Saying that: I still managed a sub 4:10 ride today (OK, just, with 4:09:55), and kept together better than last week during the National 100. But a constant drop in power for each of the four laps of the Breckland B100/4 showed that the legs have not yet fully recovered from the 12 h race three weeks ago. Or is it the mind? Which of them is more important?
Admittedly, my recovery from the 12 was hindered by important work deadlines and the general catching up necessary, and by fighting a cold hindered my recovery from the 12. So I felt utterly not ready for the National 100, but wanted to do my bit for the team. Still, this was one of the first times I could not really push on any longer. Yes, I finished the National 100, and ‘pushed’ as much as I could to help us winning Team Gold, but it was not the fighting spirit I usually have when having a number on my bum.
Today the legs felt better, and I could not at all believe that until 85 miles I was still on for a PB. My legs did not feel like being on for a PB, and the power was so much lower than during the PB ride. But all fell apart with an ever-increasing headwind for 10 of the final 15 miles, and very very exhausted legs. Luckily the same was true for many other riders, who also complained about how hard this last leg was. I was utterly chuffed when a guy told me that he was impressed how I held him off for the final 20 miles – I think a lot of us were suffering at that stage.
But seeing that I was still on for a PB at 85 miles, I am certain that four weeks ago, before the 12, I would have pushed harder for those final miles. I used to not care about head winds, and certainly not drop the power going into one – so this was another important lesson in how important the mind is for succeeding in races. Yes, I did not give up, but I did not push as hard as I usually do in a race. It shows again how perfectly all came together for the superb PB on the E2/100 with 4:04:26, and the 12 h with 258.04 miles. It was planned and executed ‘to perfection’, and now I am looking forward to a break in racing after next weeks E2/50. I do honestly hope to find the proper mental capacity for racing by then. It’s a distance I still want to get on ‘the list’, so that should help me to keep pushing.
So now I understand about ‘A races’ and how you get mentally and physically ready for them – and that you cannot keep that state going forever, even of you want to and think you have recovered. I am still chuffed about today’s performance and the win.

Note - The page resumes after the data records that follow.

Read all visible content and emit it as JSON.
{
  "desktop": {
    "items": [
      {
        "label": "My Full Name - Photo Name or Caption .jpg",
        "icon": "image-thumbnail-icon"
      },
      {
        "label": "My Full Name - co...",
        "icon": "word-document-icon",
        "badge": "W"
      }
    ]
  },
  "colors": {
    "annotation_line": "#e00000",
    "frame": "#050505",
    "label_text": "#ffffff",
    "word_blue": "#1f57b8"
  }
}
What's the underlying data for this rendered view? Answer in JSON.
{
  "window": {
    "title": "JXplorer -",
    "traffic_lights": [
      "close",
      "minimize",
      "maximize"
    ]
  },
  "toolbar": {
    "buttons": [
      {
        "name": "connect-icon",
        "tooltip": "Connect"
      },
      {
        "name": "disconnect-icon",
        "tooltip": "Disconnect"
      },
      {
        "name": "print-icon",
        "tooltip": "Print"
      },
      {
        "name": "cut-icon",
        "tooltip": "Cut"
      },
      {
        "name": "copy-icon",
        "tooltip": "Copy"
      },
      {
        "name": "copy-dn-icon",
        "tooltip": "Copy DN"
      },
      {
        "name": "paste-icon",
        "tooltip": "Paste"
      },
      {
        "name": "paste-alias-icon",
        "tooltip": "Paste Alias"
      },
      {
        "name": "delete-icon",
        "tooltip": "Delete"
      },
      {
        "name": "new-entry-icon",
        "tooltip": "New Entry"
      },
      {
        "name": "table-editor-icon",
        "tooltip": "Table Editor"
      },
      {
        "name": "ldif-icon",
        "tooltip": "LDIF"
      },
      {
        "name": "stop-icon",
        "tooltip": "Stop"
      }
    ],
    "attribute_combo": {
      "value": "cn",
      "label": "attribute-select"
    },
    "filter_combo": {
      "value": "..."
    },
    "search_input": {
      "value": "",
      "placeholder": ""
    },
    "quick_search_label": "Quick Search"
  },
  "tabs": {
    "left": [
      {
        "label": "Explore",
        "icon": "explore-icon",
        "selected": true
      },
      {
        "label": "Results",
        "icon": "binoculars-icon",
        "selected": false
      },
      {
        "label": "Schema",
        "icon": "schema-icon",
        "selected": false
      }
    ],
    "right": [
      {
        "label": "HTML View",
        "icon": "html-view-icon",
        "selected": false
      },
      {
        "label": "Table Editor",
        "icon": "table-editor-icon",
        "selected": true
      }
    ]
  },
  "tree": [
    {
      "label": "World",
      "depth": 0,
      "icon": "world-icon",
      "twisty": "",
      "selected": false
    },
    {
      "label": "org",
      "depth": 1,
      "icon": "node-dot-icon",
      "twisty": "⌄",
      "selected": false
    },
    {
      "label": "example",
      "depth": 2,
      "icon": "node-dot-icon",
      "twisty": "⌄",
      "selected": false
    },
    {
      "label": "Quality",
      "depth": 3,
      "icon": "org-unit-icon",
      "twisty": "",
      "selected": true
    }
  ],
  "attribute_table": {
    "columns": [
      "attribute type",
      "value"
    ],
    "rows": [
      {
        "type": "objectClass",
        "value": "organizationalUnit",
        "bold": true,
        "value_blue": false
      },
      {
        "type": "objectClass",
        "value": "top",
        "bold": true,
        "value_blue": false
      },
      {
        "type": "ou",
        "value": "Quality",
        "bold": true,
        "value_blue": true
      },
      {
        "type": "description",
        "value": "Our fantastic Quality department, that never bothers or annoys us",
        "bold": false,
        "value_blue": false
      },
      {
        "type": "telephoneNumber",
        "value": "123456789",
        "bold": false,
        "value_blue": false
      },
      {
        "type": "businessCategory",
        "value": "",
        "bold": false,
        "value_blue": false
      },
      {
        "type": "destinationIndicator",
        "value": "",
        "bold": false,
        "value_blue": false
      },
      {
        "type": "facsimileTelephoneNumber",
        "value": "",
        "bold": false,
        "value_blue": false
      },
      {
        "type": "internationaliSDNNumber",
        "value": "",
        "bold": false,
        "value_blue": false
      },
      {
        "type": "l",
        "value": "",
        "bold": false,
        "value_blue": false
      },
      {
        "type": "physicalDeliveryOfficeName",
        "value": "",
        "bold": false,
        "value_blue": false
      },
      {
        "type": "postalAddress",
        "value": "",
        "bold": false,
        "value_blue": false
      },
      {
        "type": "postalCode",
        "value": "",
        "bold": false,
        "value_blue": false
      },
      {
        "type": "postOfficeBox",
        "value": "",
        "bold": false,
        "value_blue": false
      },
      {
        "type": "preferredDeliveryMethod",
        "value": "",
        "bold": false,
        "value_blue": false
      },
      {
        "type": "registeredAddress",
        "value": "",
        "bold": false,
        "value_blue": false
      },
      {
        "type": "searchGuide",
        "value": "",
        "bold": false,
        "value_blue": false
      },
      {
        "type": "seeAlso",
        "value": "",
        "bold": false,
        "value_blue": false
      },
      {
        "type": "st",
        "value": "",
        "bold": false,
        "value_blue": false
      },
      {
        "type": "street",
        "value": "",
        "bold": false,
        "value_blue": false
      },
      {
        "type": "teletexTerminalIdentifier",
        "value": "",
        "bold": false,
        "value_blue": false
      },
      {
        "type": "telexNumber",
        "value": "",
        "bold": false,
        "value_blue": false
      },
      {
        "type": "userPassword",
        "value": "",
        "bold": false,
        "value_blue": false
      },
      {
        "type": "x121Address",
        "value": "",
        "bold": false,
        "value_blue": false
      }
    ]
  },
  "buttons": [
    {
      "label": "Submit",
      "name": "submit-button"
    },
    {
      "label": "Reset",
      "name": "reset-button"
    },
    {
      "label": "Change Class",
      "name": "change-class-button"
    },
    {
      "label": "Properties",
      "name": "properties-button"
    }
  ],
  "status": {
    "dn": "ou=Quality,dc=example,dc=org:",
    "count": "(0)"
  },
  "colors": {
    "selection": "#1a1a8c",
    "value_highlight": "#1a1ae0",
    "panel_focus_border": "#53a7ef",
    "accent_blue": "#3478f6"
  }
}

Even if things don’t go well, I don’t completely fall apart, and have been ahead of two riders who have faster 100 PB’s than me. But I have learned an important lesson about recovery, and that a 12 takes it out of you way more than I would have ever imagined.
I guess I need to thank my amazing team to get me out even when I felt exhausted, and for making my racing season a lot of fun. Definitely Dave Green for getting me into this amazing shape – and despite me cursing him on a regular basis he is still willing to get his picture taken with me 😉 Also OTE for allowing me to eat an ever-increasing amount of gels to keep me going whilst still liking their taste and not upsetting my stomach, and Nopinz for my comfortable skinsuit. And everybody whom I continue to bore with my stories about cycling, and who despite that encourages me to keep going.
So one more race, and then a well earned break. And then who knows …
Today’s provisional results:
Katja Rietdorf 4:09:55
Jill Wilkinson 4:12:23
Emma Taylor 4:15:50
Mark Turnbull 3:36:59
Daniel Bloy 3:38:11
Dave Green 3:40:42 – I worked hard to not let him come past me, maybe that’s what really kept me going 😉